Give every line from the entries that contains "JSON".

◆ ◆ ◆ ◆ ◆

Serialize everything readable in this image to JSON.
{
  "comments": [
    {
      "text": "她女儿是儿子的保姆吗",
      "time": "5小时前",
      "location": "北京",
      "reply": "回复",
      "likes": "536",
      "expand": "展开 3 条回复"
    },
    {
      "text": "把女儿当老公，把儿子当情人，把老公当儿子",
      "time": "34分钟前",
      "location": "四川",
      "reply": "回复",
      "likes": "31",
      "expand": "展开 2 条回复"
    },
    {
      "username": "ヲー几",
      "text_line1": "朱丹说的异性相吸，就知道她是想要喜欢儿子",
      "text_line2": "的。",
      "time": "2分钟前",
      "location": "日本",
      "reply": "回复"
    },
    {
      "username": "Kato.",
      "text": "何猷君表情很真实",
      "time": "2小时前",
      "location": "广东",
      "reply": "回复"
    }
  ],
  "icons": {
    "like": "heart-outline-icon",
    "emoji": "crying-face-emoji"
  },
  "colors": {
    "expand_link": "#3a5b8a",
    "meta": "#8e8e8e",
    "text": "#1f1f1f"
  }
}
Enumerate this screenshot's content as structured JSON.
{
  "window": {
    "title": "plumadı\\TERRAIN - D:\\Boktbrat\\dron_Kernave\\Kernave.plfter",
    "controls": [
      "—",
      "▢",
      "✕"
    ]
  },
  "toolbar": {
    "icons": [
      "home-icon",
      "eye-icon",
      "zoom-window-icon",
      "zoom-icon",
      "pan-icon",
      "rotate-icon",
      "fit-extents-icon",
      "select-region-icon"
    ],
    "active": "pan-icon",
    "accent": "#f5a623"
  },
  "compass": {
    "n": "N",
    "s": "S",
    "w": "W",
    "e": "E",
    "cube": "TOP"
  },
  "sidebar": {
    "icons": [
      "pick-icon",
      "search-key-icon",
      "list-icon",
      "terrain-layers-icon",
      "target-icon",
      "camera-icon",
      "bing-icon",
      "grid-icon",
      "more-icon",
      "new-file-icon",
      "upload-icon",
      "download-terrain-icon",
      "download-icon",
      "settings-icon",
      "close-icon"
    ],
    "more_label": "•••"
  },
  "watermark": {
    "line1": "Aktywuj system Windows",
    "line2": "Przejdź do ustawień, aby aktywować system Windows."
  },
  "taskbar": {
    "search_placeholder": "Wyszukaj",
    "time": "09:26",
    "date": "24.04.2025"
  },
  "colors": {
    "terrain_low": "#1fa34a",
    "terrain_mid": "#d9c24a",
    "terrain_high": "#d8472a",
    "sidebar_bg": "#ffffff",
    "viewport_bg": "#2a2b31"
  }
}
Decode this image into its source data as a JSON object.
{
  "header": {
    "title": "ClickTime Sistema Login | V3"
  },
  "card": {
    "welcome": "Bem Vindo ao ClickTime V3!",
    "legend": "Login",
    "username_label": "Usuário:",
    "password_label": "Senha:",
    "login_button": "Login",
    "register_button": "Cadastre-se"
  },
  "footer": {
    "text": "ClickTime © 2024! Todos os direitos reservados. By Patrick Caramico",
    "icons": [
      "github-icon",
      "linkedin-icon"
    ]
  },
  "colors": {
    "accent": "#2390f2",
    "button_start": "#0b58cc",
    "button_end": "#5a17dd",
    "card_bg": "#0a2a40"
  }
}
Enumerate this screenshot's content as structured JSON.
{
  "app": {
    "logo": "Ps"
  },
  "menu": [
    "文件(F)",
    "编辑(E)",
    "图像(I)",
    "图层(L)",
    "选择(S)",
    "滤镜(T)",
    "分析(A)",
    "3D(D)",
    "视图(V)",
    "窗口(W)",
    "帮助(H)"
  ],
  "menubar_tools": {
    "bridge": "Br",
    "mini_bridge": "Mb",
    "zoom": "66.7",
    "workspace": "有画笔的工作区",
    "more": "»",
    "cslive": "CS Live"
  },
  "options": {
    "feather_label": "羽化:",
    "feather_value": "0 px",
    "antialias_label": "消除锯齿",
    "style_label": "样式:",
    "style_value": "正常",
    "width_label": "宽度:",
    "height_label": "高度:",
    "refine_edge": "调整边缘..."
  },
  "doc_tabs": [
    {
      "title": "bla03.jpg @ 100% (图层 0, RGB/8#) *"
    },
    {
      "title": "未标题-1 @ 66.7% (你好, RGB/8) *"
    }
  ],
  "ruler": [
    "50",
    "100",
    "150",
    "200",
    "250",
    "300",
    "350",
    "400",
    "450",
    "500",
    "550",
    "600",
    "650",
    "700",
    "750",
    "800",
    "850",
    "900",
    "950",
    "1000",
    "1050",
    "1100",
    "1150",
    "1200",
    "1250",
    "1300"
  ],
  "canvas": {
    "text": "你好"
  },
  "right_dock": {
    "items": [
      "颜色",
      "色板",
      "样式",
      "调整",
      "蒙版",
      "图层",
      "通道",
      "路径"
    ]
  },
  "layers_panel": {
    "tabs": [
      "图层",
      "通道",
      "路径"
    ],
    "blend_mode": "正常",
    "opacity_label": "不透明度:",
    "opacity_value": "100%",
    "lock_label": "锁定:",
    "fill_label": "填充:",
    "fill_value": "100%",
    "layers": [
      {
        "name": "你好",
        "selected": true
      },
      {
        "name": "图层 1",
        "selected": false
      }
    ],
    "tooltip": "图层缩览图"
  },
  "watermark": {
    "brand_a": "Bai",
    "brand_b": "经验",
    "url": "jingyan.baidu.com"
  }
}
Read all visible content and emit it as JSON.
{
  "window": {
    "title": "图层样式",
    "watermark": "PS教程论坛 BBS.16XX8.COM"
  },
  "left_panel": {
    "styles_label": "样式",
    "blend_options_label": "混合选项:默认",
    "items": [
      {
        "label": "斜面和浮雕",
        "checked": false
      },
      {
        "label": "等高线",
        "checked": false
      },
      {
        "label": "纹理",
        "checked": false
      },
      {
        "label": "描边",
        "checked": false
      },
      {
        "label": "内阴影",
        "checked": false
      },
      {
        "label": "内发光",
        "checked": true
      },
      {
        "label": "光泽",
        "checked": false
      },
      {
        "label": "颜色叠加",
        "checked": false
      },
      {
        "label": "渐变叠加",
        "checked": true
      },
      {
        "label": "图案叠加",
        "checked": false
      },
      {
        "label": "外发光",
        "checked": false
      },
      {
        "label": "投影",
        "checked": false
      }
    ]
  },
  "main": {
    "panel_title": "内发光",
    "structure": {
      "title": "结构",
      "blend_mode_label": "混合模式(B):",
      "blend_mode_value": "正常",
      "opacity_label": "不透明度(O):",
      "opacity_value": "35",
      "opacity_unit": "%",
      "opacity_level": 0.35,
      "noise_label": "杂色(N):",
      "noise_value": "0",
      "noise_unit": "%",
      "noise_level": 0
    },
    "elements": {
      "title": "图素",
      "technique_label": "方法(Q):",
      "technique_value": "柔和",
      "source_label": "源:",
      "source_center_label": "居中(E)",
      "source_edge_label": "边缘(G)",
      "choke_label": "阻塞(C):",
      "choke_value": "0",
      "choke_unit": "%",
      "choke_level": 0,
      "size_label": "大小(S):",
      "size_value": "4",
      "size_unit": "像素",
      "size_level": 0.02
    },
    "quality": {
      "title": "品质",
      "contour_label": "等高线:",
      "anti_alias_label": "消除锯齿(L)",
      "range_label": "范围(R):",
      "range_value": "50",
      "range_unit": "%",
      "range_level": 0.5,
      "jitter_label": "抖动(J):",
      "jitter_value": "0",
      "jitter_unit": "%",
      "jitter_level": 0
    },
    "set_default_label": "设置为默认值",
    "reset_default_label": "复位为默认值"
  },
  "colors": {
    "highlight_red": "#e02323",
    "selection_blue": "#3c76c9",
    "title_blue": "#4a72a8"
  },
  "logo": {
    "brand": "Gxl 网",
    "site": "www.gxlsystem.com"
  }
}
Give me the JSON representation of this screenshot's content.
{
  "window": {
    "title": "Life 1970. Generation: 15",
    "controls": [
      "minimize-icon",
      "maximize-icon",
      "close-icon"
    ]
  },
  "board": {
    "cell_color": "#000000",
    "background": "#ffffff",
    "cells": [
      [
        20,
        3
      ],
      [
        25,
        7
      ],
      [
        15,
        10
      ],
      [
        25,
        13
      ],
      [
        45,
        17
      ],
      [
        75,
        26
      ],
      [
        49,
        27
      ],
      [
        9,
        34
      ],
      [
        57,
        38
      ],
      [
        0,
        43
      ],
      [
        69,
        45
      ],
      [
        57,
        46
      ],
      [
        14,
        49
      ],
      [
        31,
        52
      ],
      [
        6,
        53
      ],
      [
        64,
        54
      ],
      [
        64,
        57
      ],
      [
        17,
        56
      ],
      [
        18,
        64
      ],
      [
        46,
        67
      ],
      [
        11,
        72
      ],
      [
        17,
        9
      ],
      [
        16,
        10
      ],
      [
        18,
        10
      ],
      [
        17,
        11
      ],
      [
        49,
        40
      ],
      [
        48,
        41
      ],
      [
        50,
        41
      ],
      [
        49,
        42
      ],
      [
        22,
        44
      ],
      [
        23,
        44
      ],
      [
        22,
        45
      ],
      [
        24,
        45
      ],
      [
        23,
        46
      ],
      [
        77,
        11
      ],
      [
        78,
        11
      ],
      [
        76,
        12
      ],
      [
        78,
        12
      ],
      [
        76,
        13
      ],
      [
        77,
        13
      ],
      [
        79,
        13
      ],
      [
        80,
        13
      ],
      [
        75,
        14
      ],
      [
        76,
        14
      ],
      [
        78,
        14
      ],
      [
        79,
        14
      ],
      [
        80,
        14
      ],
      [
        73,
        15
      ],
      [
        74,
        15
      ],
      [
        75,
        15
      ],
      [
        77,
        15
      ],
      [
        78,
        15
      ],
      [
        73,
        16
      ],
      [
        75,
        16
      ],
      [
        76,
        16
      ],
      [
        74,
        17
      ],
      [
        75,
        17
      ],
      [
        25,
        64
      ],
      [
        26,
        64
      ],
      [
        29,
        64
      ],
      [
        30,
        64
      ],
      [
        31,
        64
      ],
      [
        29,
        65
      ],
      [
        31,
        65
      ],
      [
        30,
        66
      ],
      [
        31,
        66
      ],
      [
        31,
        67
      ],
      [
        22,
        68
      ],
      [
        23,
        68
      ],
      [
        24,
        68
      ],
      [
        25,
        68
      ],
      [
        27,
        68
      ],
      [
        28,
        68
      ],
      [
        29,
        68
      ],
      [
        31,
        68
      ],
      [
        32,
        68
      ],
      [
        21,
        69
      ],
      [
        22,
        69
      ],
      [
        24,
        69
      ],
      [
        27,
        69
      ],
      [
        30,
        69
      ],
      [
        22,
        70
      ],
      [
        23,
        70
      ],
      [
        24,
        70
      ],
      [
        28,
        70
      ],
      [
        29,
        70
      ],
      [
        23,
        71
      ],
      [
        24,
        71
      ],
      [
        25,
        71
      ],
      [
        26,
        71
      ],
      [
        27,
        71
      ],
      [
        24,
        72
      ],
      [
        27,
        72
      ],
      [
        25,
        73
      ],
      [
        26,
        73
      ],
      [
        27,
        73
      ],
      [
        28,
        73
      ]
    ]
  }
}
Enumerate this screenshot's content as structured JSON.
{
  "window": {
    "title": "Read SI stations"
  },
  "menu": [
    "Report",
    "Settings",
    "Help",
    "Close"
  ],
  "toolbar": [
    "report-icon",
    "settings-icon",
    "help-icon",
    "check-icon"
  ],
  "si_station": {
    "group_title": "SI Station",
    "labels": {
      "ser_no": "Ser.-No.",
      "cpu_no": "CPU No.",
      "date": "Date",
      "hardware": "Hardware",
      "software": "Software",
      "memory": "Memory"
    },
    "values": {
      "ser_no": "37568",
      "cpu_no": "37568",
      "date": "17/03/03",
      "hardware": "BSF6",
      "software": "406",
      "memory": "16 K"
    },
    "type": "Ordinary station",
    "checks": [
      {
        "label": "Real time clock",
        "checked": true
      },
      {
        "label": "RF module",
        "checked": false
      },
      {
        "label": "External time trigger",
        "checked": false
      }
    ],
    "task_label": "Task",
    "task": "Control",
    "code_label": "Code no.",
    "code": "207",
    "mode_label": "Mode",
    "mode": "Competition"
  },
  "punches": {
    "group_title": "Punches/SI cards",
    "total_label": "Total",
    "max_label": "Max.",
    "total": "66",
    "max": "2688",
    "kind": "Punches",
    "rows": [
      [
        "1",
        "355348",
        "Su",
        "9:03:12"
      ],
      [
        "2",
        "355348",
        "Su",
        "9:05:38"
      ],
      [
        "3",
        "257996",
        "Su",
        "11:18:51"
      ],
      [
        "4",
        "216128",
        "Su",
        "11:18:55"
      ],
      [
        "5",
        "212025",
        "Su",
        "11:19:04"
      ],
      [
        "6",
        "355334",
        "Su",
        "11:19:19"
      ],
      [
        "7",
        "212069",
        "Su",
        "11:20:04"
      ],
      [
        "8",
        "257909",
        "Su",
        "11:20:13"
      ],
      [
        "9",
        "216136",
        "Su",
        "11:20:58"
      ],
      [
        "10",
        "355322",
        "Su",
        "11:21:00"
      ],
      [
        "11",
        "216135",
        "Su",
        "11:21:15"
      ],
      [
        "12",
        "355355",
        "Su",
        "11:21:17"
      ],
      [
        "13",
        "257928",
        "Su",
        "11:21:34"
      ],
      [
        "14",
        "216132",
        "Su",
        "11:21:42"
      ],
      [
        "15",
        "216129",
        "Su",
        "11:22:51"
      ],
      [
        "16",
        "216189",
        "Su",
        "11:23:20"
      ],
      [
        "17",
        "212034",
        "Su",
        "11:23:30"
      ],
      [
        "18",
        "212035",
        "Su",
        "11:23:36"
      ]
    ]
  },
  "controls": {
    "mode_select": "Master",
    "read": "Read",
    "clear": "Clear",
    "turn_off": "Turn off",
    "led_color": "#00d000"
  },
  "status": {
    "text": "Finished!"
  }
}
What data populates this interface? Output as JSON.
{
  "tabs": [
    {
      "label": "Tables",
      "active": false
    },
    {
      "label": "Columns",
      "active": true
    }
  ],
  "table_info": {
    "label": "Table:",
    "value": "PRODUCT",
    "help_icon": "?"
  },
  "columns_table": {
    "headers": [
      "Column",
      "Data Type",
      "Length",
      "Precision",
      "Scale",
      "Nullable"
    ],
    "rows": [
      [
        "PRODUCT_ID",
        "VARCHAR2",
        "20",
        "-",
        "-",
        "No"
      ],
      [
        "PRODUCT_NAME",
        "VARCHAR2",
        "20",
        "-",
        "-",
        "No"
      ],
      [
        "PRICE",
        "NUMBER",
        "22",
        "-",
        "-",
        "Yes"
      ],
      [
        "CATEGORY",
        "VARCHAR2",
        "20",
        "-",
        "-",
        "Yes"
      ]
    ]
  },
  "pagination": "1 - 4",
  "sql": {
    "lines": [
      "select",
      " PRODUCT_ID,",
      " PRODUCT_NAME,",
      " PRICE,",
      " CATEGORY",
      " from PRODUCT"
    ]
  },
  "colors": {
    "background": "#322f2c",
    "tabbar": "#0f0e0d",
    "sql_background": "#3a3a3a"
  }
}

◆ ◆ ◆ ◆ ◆

Solution to this problem ::
Serialize everything readable in this image to JSON.
Enumerate this screenshot's content as structured JSON.
Decode this image into its source data as a JSON object.
Enumerate this screenshot's content as structured JSON.
Read all visible content and emit it as JSON.
Give me the JSON representation of this screenshot's content.
Enumerate this screenshot's content as structured JSON.
What data populates this interface? Output as JSON.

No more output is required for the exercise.